A Review of Egypt's Higher Education

March 25, 2010

April 2010 – A new report by the World Bank and the Organization for Economic Co-operation and Development (OECD) urges reforms in Egypt’s higher education system to ensure responsiveness to the labor market requirements and reduce social inequalities arising from differences in educational opportunity.

The review of the Egyptian higher education system, titled “OECD/World Bank Reviews of National Policies for Education: Higher Education in Egypt”, was disseminated at an event hosted by the Ministry of Higher Education. The European Training Foundation (ETF), an agency of the European Union, has collaborated with OECD-World Bank in the joint review.

The review highlighted the following four challenges that are currently facing the higher education sector: (1) narrow access and limited opportunities for students; (2) poor quality of educational inputs and processes; (3) deficiencies and imbalances in graduate output relative to labor market requirements; and, (4) under-developed university research capability and linkages to the national innovation system.

Findings from surveys of students and graduates of Egypt’s higher education and vocational education sub-sectors indicated similar concerns about the necessary need to strengthen the links between higher education and the labor market.  

Ten Main Directions for Reform of Egypt’s Higher Education

1. Clarify the expected capabilities of graduates

Students, educational institutions and employers all need clearer signals about the purpose of higher education, the meaning of educational qualifications, and the standards of graduate achievement. New approaches to teaching and learning are required to develop employability skills. It is necessary to develop qualifications descriptors and pathways for individuals to build their levels of educational attainment progressively.

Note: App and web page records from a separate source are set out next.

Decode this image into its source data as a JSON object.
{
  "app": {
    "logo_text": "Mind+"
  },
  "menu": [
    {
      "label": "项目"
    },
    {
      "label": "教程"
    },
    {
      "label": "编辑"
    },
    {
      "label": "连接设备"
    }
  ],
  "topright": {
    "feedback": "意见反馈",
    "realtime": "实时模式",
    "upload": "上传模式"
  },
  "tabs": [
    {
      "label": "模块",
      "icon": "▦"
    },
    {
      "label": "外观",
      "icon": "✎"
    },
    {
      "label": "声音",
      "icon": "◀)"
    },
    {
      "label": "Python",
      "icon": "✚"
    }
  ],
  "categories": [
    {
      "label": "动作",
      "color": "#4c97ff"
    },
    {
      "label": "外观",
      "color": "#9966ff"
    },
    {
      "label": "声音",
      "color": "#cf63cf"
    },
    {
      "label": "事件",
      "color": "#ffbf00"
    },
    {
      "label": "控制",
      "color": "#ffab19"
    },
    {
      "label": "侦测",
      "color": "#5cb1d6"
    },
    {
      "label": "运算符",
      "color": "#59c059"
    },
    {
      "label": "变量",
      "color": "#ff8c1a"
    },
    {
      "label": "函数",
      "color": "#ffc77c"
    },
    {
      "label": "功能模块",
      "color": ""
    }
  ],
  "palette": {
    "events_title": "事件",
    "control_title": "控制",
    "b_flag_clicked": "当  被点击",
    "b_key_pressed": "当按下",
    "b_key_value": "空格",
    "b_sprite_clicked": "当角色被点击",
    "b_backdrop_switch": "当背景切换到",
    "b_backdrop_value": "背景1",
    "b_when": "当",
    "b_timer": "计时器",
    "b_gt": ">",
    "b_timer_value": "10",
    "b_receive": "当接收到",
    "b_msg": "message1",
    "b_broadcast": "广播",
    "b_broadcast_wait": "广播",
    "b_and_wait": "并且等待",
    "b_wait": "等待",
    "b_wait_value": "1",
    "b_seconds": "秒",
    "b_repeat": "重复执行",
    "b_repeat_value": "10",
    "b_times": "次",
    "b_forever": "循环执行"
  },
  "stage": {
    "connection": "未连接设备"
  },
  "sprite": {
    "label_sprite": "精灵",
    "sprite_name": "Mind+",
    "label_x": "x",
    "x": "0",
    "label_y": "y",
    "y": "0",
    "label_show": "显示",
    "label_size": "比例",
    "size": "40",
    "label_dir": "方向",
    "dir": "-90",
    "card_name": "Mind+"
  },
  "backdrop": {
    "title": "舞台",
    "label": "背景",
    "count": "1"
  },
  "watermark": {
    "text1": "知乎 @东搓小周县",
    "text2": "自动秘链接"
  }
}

2. Improve the balance of graduate output to fit labor market needs

This requires: (1) a more balanced supply of graduates of university and technical and vocational education with a view to increasing the proportion of graduates with practical skills relevant to labour market needs; (2) wider opportunities for students to undertake studies that can lead to employment; (3) greater discretion for institutions to offer courses in response to student demand having regard to labour market opportunities; (4) engagement with employers and professional bodies in designing and evaluating courses; (5) timely information about labour market supply and demand; and (6) professional careers advice to help students and parents make informed educational choices.

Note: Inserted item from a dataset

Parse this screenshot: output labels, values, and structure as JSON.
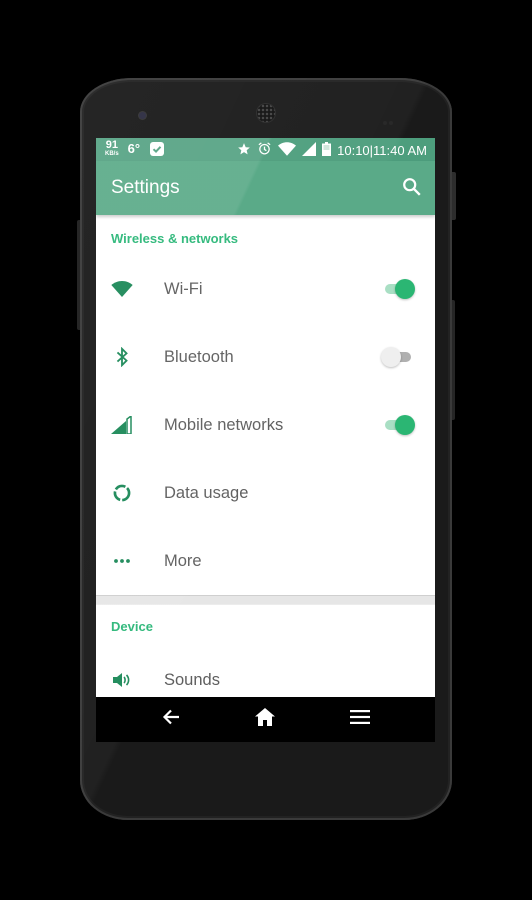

3. Strengthen national steering capacity

There is a need for greater clarity of the respective roles of different higher education institutions, and an ability to steer the development of a co-ordinated system. Steps need to be taken to achieve a more effective balance between institutional self-regulation and overall public control of the scale, structure, quality and cost of Egypt’s higher education system.

4. Diversify the supply of higher education opportunities to meet a larger student body with varying needs, aptitudes and motivations

Currently, the technical and vocational education and training (TVET) system is very weak and poorly regarded by Egyptian society, and is an unattractive alternative in its present form. A priority is to renew the TVET system, including enhancing the status of TVET qualifications, upgrading facilities, and marketing the value of technical skills to the community.

5. Increase institutional operating flexibility and self-management capacity

To align Egyptian universities with their international counterparts, public universities with the status of a public corporation might be governed by a Board of Trustees with authority to oversee their academic and operational affairs according to their agreed mission and subject to appropriate accountabilities.

6. Share costs more equitably

The cost burden of higher education provision falls disproportionately on the Government and general taxpayers, while those who benefit the most do not pay their fair share of the costs. Few countries have been able to expand their higher education system while at the same time raising its quality without requiring a significant contribution from students and their families.

7. Widen admission criteria to recognize diverse potential

Total reliance on the secondary school leaving examination (Thanaweya Amma) as the sole basis for admission to higher education limits opportunities for many students. Consideration might be given to expanding the criteria for student access to higher education by developing initially a test of generic reasoning and thinking skills to complement the national secondary school examinations.

8. Raise input quality and embed quality assurance as an institutional responsibility

To improve the quality of teaching and learning, the poor physical condition of the nation’s higher education institutions requires a major capital injection. Additionally, public institutions need to develop their capacity for responsible self-management, including monitoring and reviewing the quality of their programmes. Particular effort needs to be directed to the adoption of performance-based management practices, and professional development of faculty and staff.

9. Strengthen university research capacity and its links to innovation

To identify areas for future investment and inter-institutional collaboration, it would be useful to map the research strengths of public universities. Subsequently, a select number of universities, or faculties or centres within them, might be invited to apply through a competitive programme to establish graduate schools or research clusters in designated fields where Egypt seeks to build its capacity.

10. Build a number of leading exemplars

Managing the transition from old to new ways will require leadership and experimentation. Other countries have found it useful to trial innovations as demonstration projects before they are more widely adopted.